It takes more to prepare for a major blackout than keeping some candles and bottles of fresh water in the basement. If you live in a blackout-prone area, there are many more things you can do to prepare for a major electrical interruption.
Learn what you can do to keep yourself and your family safe while you wait for the power to come back on. It’s all in the following guide.
Coordinate a Backup Power Source
Just because the electricity has shut off doesn’t mean you have to live without power. New technological advancements have made investing in whole-home backup power systems easier and more affordable than ever.

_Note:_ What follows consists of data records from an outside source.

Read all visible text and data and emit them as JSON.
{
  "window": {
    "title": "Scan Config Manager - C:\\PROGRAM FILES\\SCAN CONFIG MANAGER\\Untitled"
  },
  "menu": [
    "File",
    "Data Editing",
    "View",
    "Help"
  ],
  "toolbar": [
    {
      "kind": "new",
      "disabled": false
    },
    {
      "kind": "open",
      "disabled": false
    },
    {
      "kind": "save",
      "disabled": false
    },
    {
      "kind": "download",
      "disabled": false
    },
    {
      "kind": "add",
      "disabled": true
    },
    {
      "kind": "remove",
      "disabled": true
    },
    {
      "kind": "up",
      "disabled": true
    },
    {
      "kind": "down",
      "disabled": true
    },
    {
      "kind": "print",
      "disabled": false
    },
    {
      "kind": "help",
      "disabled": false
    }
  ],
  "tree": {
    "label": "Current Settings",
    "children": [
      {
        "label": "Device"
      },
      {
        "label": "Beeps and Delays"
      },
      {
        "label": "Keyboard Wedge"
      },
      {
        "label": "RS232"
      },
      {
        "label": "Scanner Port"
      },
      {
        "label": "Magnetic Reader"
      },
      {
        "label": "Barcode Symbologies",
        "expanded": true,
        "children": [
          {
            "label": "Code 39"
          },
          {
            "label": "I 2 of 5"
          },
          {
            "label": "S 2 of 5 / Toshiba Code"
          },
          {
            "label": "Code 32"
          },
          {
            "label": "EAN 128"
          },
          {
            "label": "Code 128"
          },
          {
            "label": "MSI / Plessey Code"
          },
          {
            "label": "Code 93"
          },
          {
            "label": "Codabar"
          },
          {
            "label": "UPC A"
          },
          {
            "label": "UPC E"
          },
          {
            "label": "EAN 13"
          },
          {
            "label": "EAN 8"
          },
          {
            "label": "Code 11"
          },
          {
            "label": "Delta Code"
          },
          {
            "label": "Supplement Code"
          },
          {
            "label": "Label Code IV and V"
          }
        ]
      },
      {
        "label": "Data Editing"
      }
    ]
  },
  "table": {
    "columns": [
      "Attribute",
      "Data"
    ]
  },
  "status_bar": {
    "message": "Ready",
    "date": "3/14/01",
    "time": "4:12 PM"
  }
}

Whole-home power systems used to take up tons of space and cause a commotion when switched on. But now, these compact systems combine renewable energy generation capability with maximum storage capacities. You’ll be covered with enough power to run major appliances and charge all your devices any time the lights flick off.
Stock up on Non-Perishable Food and Water
Research conducted by the University of Georgia showed that keeping a three-day supply of non-perishable foods in the home should be considered the bare minimum for any disaster preparedness plan.
Most people know to keep large jugs of water in the home in case the drinking water ever becomes compromised. But it’s easy to forget about food. Stocking up on canned and jarred non-perishables covers one of your most basic needs in an emergency situation, so it should be prioritized in a preparedness plan.
Write Out a List of Emergency Contacts
When an emergency like a long-duration blackout happens, you want to be able to tell your family and loved ones that you’re safe – and check in to see if they are safe. Don’t let your phone be the only place you keep contact information.
Write out a physical list of emergency contacts in the case of a blackout or other emergency. That way, if your phone dies, you can still access those numbers and call from another line.
Keep a Fully Charged Portable Battery on Hand
It’s a smart idea to also keep one or more fully charged portable batteries on hand. Your whole-home backup power system will go a long way in keeping your vital appliances running. It will help extend its capacity if you reduce the demand and charge your personal communication devices in another way.
Don’t Try to Mess With the Circuit Breaker
The National Library of Medicine identifies poorly installed circuit breakers as a major cause of electrical injury within the home. Understand before a blackout happens that you should not try to mess with the circuit breaker. Even if the power is out, you still run the risk of being shocked.
You can also cross wires and cause electrical problems by messing with a circuit breaker during a blackout, and you won’t be able to see the damage done until the lights come back on.
Follow these rules and you’ll be able to ride out even a long-duration blackout in style.